> TASK PROMPT
Give the number of lines in the records below that include "theme", and nothing more.

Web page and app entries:

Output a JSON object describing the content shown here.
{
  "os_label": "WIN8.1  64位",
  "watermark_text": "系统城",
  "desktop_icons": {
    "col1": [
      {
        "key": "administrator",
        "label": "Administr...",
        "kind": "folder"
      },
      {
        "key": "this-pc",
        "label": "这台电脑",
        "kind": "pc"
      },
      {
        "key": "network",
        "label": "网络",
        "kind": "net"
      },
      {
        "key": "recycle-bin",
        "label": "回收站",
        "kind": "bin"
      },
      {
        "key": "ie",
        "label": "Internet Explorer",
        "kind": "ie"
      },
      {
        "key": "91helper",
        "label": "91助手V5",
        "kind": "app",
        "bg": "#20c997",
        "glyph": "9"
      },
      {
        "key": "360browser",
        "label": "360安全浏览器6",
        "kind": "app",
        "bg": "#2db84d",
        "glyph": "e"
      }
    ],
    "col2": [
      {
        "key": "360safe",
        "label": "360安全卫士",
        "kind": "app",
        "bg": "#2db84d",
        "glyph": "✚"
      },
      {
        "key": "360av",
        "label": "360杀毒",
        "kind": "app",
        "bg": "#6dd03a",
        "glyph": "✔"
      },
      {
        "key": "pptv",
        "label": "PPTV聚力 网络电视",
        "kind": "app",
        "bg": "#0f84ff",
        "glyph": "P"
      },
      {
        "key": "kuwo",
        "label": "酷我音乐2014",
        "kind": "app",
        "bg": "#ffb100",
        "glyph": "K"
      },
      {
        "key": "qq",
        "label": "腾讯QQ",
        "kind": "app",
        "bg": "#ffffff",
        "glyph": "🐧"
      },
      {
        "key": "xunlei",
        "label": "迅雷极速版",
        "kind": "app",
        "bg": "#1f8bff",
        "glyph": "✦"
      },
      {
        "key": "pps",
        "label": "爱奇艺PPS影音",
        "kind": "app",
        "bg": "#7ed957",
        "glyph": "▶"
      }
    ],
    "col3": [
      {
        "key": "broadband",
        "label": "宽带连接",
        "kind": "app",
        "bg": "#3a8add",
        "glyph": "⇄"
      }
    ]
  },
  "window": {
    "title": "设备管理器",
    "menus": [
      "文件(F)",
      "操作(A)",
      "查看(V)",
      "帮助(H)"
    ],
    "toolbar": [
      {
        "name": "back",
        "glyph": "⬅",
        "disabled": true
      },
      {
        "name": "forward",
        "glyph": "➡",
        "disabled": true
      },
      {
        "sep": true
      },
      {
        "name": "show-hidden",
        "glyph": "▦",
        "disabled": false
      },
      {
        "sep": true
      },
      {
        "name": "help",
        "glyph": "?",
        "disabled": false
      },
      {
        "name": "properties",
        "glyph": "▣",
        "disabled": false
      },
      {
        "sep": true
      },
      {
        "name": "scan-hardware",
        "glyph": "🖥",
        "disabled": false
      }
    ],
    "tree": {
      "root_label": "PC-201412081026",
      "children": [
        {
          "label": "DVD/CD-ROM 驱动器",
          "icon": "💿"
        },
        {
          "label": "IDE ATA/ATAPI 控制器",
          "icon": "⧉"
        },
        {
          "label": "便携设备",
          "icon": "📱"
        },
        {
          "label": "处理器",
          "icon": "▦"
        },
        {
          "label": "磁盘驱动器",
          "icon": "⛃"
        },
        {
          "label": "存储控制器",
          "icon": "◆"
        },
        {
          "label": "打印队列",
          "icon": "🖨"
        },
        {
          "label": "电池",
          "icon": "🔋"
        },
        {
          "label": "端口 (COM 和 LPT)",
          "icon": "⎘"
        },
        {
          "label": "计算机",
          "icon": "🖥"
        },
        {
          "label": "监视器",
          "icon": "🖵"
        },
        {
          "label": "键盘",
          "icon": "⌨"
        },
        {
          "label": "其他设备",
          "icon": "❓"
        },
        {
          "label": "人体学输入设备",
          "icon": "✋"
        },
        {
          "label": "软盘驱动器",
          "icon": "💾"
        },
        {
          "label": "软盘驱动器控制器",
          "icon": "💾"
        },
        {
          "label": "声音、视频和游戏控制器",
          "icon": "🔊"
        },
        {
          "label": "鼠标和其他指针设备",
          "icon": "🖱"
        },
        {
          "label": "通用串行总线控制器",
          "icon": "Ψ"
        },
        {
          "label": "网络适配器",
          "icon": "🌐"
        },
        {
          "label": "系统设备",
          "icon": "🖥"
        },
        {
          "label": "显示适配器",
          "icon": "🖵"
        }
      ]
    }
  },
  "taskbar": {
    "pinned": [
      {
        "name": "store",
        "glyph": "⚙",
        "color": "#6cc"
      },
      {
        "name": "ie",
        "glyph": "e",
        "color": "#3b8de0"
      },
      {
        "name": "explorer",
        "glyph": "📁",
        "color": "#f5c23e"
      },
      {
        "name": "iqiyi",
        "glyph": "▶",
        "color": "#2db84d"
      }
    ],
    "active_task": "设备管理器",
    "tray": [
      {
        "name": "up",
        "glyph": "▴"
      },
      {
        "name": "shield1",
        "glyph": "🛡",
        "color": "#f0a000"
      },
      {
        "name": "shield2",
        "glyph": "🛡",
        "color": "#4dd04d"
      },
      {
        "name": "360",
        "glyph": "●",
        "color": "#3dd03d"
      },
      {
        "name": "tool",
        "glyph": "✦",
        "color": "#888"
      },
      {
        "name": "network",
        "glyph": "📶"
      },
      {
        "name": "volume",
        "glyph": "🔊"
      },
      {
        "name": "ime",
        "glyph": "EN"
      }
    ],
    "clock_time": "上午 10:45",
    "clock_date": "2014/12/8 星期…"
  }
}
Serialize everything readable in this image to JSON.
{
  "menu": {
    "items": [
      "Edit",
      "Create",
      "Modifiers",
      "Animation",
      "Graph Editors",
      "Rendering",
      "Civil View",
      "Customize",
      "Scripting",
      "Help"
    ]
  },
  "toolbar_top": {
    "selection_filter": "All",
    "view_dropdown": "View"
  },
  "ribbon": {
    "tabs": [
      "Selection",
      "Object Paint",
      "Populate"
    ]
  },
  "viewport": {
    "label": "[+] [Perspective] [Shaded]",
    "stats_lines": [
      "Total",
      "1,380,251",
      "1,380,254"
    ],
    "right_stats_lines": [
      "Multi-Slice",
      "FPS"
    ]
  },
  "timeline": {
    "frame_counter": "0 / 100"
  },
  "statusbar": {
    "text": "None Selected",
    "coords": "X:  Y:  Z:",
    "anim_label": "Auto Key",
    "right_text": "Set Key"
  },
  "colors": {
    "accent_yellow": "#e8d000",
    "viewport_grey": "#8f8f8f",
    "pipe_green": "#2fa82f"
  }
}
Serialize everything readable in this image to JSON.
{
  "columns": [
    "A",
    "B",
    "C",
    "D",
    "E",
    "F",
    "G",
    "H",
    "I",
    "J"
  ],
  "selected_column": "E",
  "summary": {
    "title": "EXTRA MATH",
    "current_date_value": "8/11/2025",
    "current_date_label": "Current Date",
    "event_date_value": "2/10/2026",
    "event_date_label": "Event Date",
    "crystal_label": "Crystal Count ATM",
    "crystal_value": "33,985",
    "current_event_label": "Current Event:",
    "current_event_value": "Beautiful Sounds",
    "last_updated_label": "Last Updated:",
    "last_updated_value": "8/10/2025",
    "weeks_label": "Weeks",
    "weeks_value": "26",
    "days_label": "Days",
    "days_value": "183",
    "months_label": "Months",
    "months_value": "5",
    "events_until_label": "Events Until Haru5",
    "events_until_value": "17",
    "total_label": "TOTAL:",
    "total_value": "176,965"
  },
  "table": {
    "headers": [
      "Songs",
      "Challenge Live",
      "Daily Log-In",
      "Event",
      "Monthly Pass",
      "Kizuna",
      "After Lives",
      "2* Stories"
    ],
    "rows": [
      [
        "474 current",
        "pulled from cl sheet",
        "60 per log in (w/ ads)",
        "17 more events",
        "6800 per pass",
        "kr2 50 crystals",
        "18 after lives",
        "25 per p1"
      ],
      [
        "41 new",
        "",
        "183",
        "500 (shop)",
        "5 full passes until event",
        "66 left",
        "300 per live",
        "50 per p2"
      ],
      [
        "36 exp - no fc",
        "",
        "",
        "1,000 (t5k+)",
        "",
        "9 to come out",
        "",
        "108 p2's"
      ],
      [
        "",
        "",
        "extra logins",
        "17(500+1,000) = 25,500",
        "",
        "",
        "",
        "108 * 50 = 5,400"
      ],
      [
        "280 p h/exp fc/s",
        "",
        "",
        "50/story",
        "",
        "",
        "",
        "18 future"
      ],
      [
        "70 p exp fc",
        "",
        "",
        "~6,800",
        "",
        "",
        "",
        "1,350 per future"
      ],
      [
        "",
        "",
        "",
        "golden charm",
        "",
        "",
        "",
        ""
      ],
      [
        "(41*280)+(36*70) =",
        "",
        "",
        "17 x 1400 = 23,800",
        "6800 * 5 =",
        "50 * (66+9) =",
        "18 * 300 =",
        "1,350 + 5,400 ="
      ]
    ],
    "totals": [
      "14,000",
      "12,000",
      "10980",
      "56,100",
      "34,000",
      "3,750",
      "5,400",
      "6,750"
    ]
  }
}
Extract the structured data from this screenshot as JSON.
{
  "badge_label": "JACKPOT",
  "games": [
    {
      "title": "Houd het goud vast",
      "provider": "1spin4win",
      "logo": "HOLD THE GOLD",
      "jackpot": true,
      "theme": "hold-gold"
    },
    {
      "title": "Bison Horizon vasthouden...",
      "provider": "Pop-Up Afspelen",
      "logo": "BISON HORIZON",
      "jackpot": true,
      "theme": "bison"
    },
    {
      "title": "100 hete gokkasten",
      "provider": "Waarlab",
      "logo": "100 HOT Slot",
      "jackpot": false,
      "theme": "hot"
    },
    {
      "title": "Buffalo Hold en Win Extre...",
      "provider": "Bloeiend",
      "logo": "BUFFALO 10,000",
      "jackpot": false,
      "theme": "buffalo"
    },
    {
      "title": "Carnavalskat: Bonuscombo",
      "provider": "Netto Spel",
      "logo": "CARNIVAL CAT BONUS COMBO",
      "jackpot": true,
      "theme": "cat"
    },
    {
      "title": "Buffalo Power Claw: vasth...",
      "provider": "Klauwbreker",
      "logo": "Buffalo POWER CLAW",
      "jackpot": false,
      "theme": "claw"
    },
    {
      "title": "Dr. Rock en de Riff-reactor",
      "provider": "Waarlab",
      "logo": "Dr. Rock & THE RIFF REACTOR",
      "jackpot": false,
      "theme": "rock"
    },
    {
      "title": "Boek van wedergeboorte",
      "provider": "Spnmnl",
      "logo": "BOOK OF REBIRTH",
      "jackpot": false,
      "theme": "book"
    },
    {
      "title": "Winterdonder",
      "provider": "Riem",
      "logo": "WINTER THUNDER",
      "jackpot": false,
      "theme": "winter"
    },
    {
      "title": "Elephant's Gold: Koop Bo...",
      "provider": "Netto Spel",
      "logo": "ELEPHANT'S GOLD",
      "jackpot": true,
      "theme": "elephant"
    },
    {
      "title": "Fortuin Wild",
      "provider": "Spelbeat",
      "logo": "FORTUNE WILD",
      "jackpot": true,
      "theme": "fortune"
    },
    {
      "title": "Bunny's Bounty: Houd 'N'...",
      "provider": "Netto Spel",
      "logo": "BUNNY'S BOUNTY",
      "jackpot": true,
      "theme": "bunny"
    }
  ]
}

> ANSWER BELOW
12